Owner name: AVAGO TECHNOLOGIES GENERAL IP (SINGAPORE) PTE. LTD Free format text: ASSIGNMENT OF ASSIGNORS INTEREST;ASSIGNOR:DENSBITS TECHNOLOGIES LTD.;REEL/FRAME:037622/0224 Effective date: 20151214 

AS  Assignment 
Owner name: DENSBITS TECHNOLOGIES LTD., ISRAEL Free format text: RELEASE BY SECURED PARTY;ASSIGNOR:KREOS CAPITAL IV (EXPERT FUND) LIMITED;REEL/FRAME:041339/0921 Effective date: 20151214 

FPAY  Fee payment 
Year of fee payment: 4 

AS  Assignment 
Owner name: AVAGO TECHNOLOGIES INTERNATIONAL SALES PTE. LIMITE Free format text: MERGER;ASSIGNOR:AVAGO TECHNOLOGIES GENERAL IP (SINGAPORE) PTE. LTD.;REEL/FRAME:047422/0464 Effective date: 20180509 

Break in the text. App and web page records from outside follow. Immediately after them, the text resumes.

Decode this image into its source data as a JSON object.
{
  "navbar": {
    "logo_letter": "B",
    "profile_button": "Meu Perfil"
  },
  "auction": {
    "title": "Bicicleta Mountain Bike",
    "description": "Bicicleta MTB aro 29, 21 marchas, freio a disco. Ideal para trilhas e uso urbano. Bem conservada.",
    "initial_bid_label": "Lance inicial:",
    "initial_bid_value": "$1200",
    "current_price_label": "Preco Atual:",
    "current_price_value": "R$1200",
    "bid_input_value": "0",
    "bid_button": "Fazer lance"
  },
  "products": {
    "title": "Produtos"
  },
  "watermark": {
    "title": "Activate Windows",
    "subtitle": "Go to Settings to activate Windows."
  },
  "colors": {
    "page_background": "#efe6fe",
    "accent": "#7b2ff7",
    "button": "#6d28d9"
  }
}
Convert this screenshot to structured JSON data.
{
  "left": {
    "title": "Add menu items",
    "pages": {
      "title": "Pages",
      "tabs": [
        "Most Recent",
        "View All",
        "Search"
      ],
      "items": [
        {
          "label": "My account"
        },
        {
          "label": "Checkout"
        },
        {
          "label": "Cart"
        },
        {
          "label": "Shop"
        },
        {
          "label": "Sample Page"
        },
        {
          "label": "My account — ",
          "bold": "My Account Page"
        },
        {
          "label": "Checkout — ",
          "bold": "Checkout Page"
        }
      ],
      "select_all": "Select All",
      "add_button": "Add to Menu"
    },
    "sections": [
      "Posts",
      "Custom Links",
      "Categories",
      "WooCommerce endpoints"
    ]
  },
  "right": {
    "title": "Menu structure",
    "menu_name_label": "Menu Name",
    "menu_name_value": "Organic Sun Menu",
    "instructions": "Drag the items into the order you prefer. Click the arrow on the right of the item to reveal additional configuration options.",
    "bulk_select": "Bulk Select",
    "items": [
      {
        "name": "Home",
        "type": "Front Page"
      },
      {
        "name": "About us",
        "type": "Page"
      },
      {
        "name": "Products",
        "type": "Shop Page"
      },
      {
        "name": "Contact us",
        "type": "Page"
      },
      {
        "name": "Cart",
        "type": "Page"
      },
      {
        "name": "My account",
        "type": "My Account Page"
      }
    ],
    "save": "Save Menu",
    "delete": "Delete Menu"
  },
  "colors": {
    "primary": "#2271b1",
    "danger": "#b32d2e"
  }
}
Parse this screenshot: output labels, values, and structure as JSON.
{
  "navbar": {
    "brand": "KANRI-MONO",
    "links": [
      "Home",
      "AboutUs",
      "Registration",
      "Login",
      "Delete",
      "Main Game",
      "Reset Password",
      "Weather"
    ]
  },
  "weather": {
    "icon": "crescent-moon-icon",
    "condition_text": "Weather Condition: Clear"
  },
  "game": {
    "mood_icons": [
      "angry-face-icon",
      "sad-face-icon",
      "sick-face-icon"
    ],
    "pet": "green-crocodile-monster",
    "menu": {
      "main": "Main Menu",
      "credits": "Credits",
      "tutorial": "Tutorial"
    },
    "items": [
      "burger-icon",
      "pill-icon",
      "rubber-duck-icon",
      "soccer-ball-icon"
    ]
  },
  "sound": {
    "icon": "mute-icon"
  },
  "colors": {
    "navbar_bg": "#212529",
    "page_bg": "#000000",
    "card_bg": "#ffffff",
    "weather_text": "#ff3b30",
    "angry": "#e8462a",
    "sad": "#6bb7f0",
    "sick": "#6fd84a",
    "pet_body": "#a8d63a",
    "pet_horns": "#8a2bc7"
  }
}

AS  Assignment 
Owner name: AVAGO TECHNOLOGIES INTERNATIONAL SALES PTE. LIMITE Free format text: CORRECTIVE ASSIGNMENT TO CORRECT THE EXECUTION DATE PREVIOUSLY RECORDED AT REEL: 047422 FRAME: 0464. ASSIGNOR(S) HEREBY CONFIRMS THE MERGER;ASSIGNOR:AVAGO TECHNOLOGIES GENERAL IP (SINGAPORE) PTE. LTD.;REEL/FRAME:048883/0702 Effective date: 20180905